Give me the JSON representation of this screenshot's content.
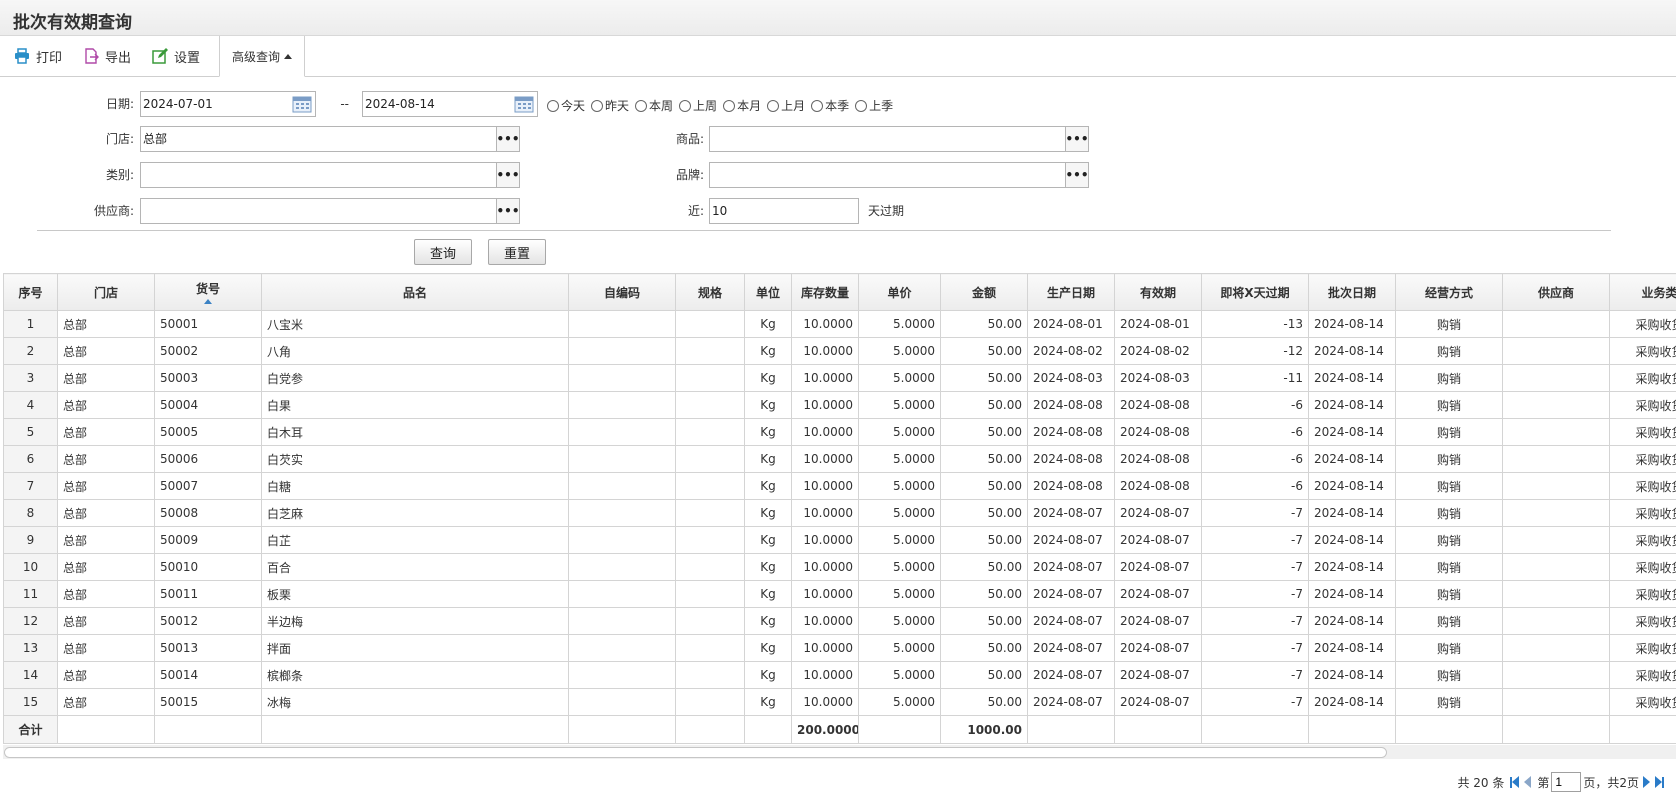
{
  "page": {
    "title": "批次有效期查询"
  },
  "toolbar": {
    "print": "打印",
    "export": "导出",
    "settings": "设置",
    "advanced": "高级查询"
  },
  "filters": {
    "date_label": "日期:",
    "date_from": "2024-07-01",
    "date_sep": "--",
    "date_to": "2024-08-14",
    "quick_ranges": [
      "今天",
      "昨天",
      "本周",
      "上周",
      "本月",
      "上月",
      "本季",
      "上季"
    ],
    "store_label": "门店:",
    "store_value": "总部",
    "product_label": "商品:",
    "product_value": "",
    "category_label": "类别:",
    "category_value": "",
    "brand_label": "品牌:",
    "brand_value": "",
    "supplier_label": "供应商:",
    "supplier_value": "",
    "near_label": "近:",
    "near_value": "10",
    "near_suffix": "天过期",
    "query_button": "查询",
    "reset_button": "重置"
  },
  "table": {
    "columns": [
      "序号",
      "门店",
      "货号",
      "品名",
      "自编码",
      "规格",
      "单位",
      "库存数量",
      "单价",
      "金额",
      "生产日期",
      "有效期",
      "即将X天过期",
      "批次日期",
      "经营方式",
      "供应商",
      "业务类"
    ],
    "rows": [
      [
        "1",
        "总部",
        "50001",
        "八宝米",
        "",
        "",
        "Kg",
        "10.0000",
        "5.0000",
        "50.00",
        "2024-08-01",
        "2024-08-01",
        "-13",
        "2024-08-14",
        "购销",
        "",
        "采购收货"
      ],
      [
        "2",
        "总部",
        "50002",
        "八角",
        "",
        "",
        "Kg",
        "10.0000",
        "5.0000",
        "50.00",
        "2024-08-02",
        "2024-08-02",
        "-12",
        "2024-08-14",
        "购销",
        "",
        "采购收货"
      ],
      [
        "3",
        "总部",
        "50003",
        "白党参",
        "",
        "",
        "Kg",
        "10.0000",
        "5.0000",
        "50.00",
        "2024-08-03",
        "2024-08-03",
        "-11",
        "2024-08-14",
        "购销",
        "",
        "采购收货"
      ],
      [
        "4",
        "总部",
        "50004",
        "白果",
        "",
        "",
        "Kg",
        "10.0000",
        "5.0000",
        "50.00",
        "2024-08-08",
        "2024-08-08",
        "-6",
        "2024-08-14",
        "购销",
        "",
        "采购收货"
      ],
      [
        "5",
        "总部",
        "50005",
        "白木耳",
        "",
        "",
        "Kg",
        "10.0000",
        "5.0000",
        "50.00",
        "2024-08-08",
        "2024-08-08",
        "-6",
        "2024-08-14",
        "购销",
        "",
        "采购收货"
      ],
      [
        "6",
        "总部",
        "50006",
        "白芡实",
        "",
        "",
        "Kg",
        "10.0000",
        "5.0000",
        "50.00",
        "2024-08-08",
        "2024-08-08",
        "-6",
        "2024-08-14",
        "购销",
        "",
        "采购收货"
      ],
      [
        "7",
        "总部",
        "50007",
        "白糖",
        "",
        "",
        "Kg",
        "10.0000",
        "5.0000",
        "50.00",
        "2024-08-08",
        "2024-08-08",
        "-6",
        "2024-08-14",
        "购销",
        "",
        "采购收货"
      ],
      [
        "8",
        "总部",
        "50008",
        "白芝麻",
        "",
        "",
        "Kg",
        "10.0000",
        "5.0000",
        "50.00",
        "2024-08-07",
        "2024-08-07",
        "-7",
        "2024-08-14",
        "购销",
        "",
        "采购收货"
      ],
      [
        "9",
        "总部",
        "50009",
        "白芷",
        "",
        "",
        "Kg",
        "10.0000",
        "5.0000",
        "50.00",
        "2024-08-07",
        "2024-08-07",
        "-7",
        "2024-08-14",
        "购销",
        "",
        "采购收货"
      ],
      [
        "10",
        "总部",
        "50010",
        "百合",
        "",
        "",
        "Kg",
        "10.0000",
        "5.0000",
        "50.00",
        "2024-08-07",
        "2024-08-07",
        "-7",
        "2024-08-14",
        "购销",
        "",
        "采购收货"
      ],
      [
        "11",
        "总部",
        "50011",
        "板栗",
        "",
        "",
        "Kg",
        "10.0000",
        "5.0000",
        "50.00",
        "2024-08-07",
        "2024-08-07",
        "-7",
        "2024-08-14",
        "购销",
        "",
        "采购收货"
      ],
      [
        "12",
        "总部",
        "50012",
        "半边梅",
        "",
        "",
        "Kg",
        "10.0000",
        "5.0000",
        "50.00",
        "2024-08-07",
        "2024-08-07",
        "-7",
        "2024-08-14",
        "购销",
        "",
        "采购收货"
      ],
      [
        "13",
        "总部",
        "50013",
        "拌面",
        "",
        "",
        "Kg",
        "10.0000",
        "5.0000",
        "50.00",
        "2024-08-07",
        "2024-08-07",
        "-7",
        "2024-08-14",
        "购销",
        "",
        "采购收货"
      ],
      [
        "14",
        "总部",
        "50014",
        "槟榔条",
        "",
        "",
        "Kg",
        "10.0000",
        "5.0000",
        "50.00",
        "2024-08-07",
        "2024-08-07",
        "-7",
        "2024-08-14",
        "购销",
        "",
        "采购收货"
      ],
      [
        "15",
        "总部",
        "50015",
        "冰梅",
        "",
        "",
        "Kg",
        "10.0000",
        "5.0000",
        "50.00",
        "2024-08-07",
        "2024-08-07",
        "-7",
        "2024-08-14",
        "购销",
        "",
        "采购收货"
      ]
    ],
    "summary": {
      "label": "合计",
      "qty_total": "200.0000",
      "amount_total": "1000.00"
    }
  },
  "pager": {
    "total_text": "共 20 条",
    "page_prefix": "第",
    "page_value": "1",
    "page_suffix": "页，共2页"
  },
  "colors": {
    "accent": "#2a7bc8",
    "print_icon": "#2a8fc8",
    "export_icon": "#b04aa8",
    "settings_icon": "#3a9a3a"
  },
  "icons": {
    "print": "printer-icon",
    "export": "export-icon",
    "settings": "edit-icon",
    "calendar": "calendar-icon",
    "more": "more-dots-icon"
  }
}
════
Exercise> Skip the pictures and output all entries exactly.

Response below>
Give me the JSON representation of this screenshot's content.
{
  "page": {
    "title": "批次有效期查询"
  },
  "toolbar": {
    "print": "打印",
    "export": "导出",
    "settings": "设置",
    "advanced": "高级查询"
  },
  "filters": {
    "date_label": "日期:",
    "date_from": "2024-07-01",
    "date_sep": "--",
    "date_to": "2024-08-14",
    "quick_ranges": [
      "今天",
      "昨天",
      "本周",
      "上周",
      "本月",
      "上月",
      "本季",
      "上季"
    ],
    "store_label": "门店:",
    "store_value": "总部",
    "product_label": "商品:",
    "product_value": "",
    "category_label": "类别:",
    "category_value": "",
    "brand_label": "品牌:",
    "brand_value": "",
    "supplier_label": "供应商:",
    "supplier_value": "",
    "near_label": "近:",
    "near_value": "10",
    "near_suffix": "天过期",
    "query_button": "查询",
    "reset_button": "重置"
  },
  "table": {
    "columns": [
      "序号",
      "门店",
      "货号",
      "品名",
      "自编码",
      "规格",
      "单位",
      "库存数量",
      "单价",
      "金额",
      "生产日期",
      "有效期",
      "即将X天过期",
      "批次日期",
      "经营方式",
      "供应商",
      "业务类"
    ],
    "rows": [
      [
        "1",
        "总部",
        "50001",
        "八宝米",
        "",
        "",
        "Kg",
        "10.0000",
        "5.0000",
        "50.00",
        "2024-08-01",
        "2024-08-01",
        "-13",
        "2024-08-14",
        "购销",
        "",
        "采购收货"
      ],
      [
        "2",
        "总部",
        "50002",
        "八角",
        "",
        "",
        "Kg",
        "10.0000",
        "5.0000",
        "50.00",
        "2024-08-02",
        "2024-08-02",
        "-12",
        "2024-08-14",
        "购销",
        "",
        "采购收货"
      ],
      [
        "3",
        "总部",
        "50003",
        "白党参",
        "",
        "",
        "Kg",
        "10.0000",
        "5.0000",
        "50.00",
        "2024-08-03",
        "2024-08-03",
        "-11",
        "2024-08-14",
        "购销",
        "",
        "采购收货"
      ],
      [
        "4",
        "总部",
        "50004",
        "白果",
        "",
        "",
        "Kg",
        "10.0000",
        "5.0000",
        "50.00",
        "2024-08-08",
        "2024-08-08",
        "-6",
        "2024-08-14",
        "购销",
        "",
        "采购收货"
      ],
      [
        "5",
        "总部",
        "50005",
        "白木耳",
        "",
        "",
        "Kg",
        "10.0000",
        "5.0000",
        "50.00",
        "2024-08-08",
        "2024-08-08",
        "-6",
        "2024-08-14",
        "购销",
        "",
        "采购收货"
      ],
      [
        "6",
        "总部",
        "50006",
        "白芡实",
        "",
        "",
        "Kg",
        "10.0000",
        "5.0000",
        "50.00",
        "2024-08-08",
        "2024-08-08",
        "-6",
        "2024-08-14",
        "购销",
        "",
        "采购收货"
      ],
      [
        "7",
        "总部",
        "50007",
        "白糖",
        "",
        "",
        "Kg",
        "10.0000",
        "5.0000",
        "50.00",
        "2024-08-08",
        "2024-08-08",
        "-6",
        "2024-08-14",
        "购销",
        "",
        "采购收货"
      ],
      [
        "8",
        "总部",
        "50008",
        "白芝麻",
        "",
        "",
        "Kg",
        "10.0000",
        "5.0000",
        "50.00",
        "2024-08-07",
        "2024-08-07",
        "-7",
        "2024-08-14",
        "购销",
        "",
        "采购收货"
      ],
      [
        "9",
        "总部",
        "50009",
        "白芷",
        "",
        "",
        "Kg",
        "10.0000",
        "5.0000",
        "50.00",
        "2024-08-07",
        "2024-08-07",
        "-7",
        "2024-08-14",
        "购销",
        "",
        "采购收货"
      ],
      [
        "10",
        "总部",
        "50010",
        "百合",
        "",
        "",
        "Kg",
        "10.0000",
        "5.0000",
        "50.00",
        "2024-08-07",
        "2024-08-07",
        "-7",
        "2024-08-14",
        "购销",
        "",
        "采购收货"
      ],
      [
        "11",
        "总部",
        "50011",
        "板栗",
        "",
        "",
        "Kg",
        "10.0000",
        "5.0000",
        "50.00",
        "2024-08-07",
        "2024-08-07",
        "-7",
        "2024-08-14",
        "购销",
        "",
        "采购收货"
      ],
      [
        "12",
        "总部",
        "50012",
        "半边梅",
        "",
        "",
        "Kg",
        "10.0000",
        "5.0000",
        "50.00",
        "2024-08-07",
        "2024-08-07",
        "-7",
        "2024-08-14",
        "购销",
        "",
        "采购收货"
      ],
      [
        "13",
        "总部",
        "50013",
        "拌面",
        "",
        "",
        "Kg",
        "10.0000",
        "5.0000",
        "50.00",
        "2024-08-07",
        "2024-08-07",
        "-7",
        "2024-08-14",
        "购销",
        "",
        "采购收货"
      ],
      [
        "14",
        "总部",
        "50014",
        "槟榔条",
        "",
        "",
        "Kg",
        "10.0000",
        "5.0000",
        "50.00",
        "2024-08-07",
        "2024-08-07",
        "-7",
        "2024-08-14",
        "购销",
        "",
        "采购收货"
      ],
      [
        "15",
        "总部",
        "50015",
        "冰梅",
        "",
        "",
        "Kg",
        "10.0000",
        "5.0000",
        "50.00",
        "2024-08-07",
        "2024-08-07",
        "-7",
        "2024-08-14",
        "购销",
        "",
        "采购收货"
      ]
    ],
    "summary": {
      "label": "合计",
      "qty_total": "200.0000",
      "amount_total": "1000.00"
    }
  },
  "pager": {
    "total_text": "共 20 条",
    "page_prefix": "第",
    "page_value": "1",
    "page_suffix": "页，共2页"
  },
  "colors": {
    "accent": "#2a7bc8",
    "print_icon": "#2a8fc8",
    "export_icon": "#b04aa8",
    "settings_icon": "#3a9a3a"
  },
  "icons": {
    "print": "printer-icon",
    "export": "export-icon",
    "settings": "edit-icon",
    "calendar": "calendar-icon",
    "more": "more-dots-icon"
  }
}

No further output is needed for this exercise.